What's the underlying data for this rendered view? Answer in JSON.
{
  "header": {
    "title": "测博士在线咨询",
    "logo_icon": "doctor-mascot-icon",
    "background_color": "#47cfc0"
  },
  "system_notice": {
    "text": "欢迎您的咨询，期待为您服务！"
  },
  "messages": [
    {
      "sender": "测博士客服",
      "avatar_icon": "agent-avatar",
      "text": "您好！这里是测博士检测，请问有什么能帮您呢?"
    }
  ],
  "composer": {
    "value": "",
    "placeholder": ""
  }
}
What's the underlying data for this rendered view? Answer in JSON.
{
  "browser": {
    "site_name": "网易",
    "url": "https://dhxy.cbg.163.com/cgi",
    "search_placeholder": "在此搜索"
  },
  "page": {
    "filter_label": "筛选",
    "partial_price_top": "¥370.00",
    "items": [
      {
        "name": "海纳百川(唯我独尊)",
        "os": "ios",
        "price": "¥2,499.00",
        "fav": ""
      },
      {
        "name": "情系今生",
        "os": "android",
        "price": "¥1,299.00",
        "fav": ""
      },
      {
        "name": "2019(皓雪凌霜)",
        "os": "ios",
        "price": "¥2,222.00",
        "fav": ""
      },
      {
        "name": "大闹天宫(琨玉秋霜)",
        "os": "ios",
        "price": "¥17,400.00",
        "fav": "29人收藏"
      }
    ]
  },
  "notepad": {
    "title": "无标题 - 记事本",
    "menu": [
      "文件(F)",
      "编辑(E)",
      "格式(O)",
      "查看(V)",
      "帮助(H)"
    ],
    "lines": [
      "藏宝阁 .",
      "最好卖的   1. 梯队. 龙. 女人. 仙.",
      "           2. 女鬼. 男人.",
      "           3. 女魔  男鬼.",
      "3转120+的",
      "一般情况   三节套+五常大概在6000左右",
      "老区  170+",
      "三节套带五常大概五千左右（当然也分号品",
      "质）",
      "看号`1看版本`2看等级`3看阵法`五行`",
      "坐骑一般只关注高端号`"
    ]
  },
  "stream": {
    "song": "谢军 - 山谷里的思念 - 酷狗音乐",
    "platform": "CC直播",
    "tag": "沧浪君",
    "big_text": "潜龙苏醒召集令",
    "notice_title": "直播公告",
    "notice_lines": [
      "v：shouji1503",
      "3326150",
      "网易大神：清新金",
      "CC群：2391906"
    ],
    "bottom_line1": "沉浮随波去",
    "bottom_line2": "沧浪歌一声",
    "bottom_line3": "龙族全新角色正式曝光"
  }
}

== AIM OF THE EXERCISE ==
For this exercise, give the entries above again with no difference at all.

== ANSWER ==
What's the underlying data for this rendered view? Answer in JSON.
{
  "header": {
    "title": "测博士在线咨询",
    "logo_icon": "doctor-mascot-icon",
    "background_color": "#47cfc0"
  },
  "system_notice": {
    "text": "欢迎您的咨询，期待为您服务！"
  },
  "messages": [
    {
      "sender": "测博士客服",
      "avatar_icon": "agent-avatar",
      "text": "您好！这里是测博士检测，请问有什么能帮您呢?"
    }
  ],
  "composer": {
    "value": "",
    "placeholder": ""
  }
}
What's the underlying data for this rendered view? Answer in JSON.
{
  "browser": {
    "site_name": "网易",
    "url": "https://dhxy.cbg.163.com/cgi",
    "search_placeholder": "在此搜索"
  },
  "page": {
    "filter_label": "筛选",
    "partial_price_top": "¥370.00",
    "items": [
      {
        "name": "海纳百川(唯我独尊)",
        "os": "ios",
        "price": "¥2,499.00",
        "fav": ""
      },
      {
        "name": "情系今生",
        "os": "android",
        "price": "¥1,299.00",
        "fav": ""
      },
      {
        "name": "2019(皓雪凌霜)",
        "os": "ios",
        "price": "¥2,222.00",
        "fav": ""
      },
      {
        "name": "大闹天宫(琨玉秋霜)",
        "os": "ios",
        "price": "¥17,400.00",
        "fav": "29人收藏"
      }
    ]
  },
  "notepad": {
    "title": "无标题 - 记事本",
    "menu": [
      "文件(F)",
      "编辑(E)",
      "格式(O)",
      "查看(V)",
      "帮助(H)"
    ],
    "lines": [
      "藏宝阁 .",
      "最好卖的   1. 梯队. 龙. 女人. 仙.",
      "           2. 女鬼. 男人.",
      "           3. 女魔  男鬼.",
      "3转120+的",
      "一般情况   三节套+五常大概在6000左右",
      "老区  170+",
      "三节套带五常大概五千左右（当然也分号品",
      "质）",
      "看号`1看版本`2看等级`3看阵法`五行`",
      "坐骑一般只关注高端号`"
    ]
  },
  "stream": {
    "song": "谢军 - 山谷里的思念 - 酷狗音乐",
    "platform": "CC直播",
    "tag": "沧浪君",
    "big_text": "潜龙苏醒召集令",
    "notice_title": "直播公告",
    "notice_lines": [
      "v：shouji1503",
      "3326150",
      "网易大神：清新金",
      "CC群：2391906"
    ],
    "bottom_line1": "沉浮随波去",
    "bottom_line2": "沧浪歌一声",
    "bottom_line3": "龙族全新角色正式曝光"
  }
}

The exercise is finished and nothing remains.